**Task objective**
Could you output each line of the data that follows exactly?

─── Material supplied ───

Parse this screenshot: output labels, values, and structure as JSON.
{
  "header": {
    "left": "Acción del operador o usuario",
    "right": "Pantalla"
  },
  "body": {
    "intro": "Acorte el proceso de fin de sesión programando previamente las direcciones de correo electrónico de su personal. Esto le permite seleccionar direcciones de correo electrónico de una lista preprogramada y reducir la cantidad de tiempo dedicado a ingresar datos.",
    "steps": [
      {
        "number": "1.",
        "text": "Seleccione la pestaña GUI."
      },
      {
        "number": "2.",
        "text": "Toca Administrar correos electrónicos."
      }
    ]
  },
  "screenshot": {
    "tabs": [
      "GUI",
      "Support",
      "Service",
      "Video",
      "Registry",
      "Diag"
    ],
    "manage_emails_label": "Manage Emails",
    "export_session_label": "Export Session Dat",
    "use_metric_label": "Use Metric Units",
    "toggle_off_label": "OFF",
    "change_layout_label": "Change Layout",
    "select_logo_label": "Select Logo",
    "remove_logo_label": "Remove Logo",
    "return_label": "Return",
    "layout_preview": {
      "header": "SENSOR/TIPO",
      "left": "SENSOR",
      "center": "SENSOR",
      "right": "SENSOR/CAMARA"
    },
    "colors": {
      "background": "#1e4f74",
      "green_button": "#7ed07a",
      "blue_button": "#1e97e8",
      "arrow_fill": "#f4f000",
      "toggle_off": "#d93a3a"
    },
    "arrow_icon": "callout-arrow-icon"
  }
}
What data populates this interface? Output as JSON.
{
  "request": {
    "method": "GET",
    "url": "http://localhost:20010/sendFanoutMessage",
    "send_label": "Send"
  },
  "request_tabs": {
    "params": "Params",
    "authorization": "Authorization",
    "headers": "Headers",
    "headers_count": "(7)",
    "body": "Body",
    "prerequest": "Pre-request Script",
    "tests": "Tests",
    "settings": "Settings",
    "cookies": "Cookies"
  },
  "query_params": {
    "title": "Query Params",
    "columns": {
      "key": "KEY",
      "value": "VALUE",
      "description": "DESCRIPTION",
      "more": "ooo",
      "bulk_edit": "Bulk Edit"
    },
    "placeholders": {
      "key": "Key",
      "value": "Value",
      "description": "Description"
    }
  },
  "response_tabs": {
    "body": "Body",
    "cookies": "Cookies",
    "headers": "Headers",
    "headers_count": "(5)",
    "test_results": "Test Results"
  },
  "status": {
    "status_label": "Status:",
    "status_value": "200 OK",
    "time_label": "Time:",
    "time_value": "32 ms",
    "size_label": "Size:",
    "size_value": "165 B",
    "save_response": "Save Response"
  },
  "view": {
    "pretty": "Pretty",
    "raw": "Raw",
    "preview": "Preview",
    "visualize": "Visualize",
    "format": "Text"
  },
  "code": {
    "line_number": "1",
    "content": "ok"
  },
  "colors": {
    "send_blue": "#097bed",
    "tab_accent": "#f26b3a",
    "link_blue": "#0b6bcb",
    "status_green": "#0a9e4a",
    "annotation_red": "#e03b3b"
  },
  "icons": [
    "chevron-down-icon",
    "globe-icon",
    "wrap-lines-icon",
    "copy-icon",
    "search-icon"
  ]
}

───

**Written answer**
Parse this screenshot: output labels, values, and structure as JSON.
{
  "header": {
    "left": "Acción del operador o usuario",
    "right": "Pantalla"
  },
  "body": {
    "intro": "Acorte el proceso de fin de sesión programando previamente las direcciones de correo electrónico de su personal. Esto le permite seleccionar direcciones de correo electrónico de una lista preprogramada y reducir la cantidad de tiempo dedicado a ingresar datos.",
    "steps": [
      {
        "number": "1.",
        "text": "Seleccione la pestaña GUI."
      },
      {
        "number": "2.",
        "text": "Toca Administrar correos electrónicos."
      }
    ]
  },
  "screenshot": {
    "tabs": [
      "GUI",
      "Support",
      "Service",
      "Video",
      "Registry",
      "Diag"
    ],
    "manage_emails_label": "Manage Emails",
    "export_session_label": "Export Session Dat",
    "use_metric_label": "Use Metric Units",
    "toggle_off_label": "OFF",
    "change_layout_label": "Change Layout",
    "select_logo_label": "Select Logo",
    "remove_logo_label": "Remove Logo",
    "return_label": "Return",
    "layout_preview": {
      "header": "SENSOR/TIPO",
      "left": "SENSOR",
      "center": "SENSOR",
      "right": "SENSOR/CAMARA"
    },
    "colors": {
      "background": "#1e4f74",
      "green_button": "#7ed07a",
      "blue_button": "#1e97e8",
      "arrow_fill": "#f4f000",
      "toggle_off": "#d93a3a"
    },
    "arrow_icon": "callout-arrow-icon"
  }
}
What data populates this interface? Output as JSON.
{
  "request": {
    "method": "GET",
    "url": "http://localhost:20010/sendFanoutMessage",
    "send_label": "Send"
  },
  "request_tabs": {
    "params": "Params",
    "authorization": "Authorization",
    "headers": "Headers",
    "headers_count": "(7)",
    "body": "Body",
    "prerequest": "Pre-request Script",
    "tests": "Tests",
    "settings": "Settings",
    "cookies": "Cookies"
  },
  "query_params": {
    "title": "Query Params",
    "columns": {
      "key": "KEY",
      "value": "VALUE",
      "description": "DESCRIPTION",
      "more": "ooo",
      "bulk_edit": "Bulk Edit"
    },
    "placeholders": {
      "key": "Key",
      "value": "Value",
      "description": "Description"
    }
  },
  "response_tabs": {
    "body": "Body",
    "cookies": "Cookies",
    "headers": "Headers",
    "headers_count": "(5)",
    "test_results": "Test Results"
  },
  "status": {
    "status_label": "Status:",
    "status_value": "200 OK",
    "time_label": "Time:",
    "time_value": "32 ms",
    "size_label": "Size:",
    "size_value": "165 B",
    "save_response": "Save Response"
  },
  "view": {
    "pretty": "Pretty",
    "raw": "Raw",
    "preview": "Preview",
    "visualize": "Visualize",
    "format": "Text"
  },
  "code": {
    "line_number": "1",
    "content": "ok"
  },
  "colors": {
    "send_blue": "#097bed",
    "tab_accent": "#f26b3a",
    "link_blue": "#0b6bcb",
    "status_green": "#0a9e4a",
    "annotation_red": "#e03b3b"
  },
  "icons": [
    "chevron-down-icon",
    "globe-icon",
    "wrap-lines-icon",
    "copy-icon",
    "search-icon"
  ]
}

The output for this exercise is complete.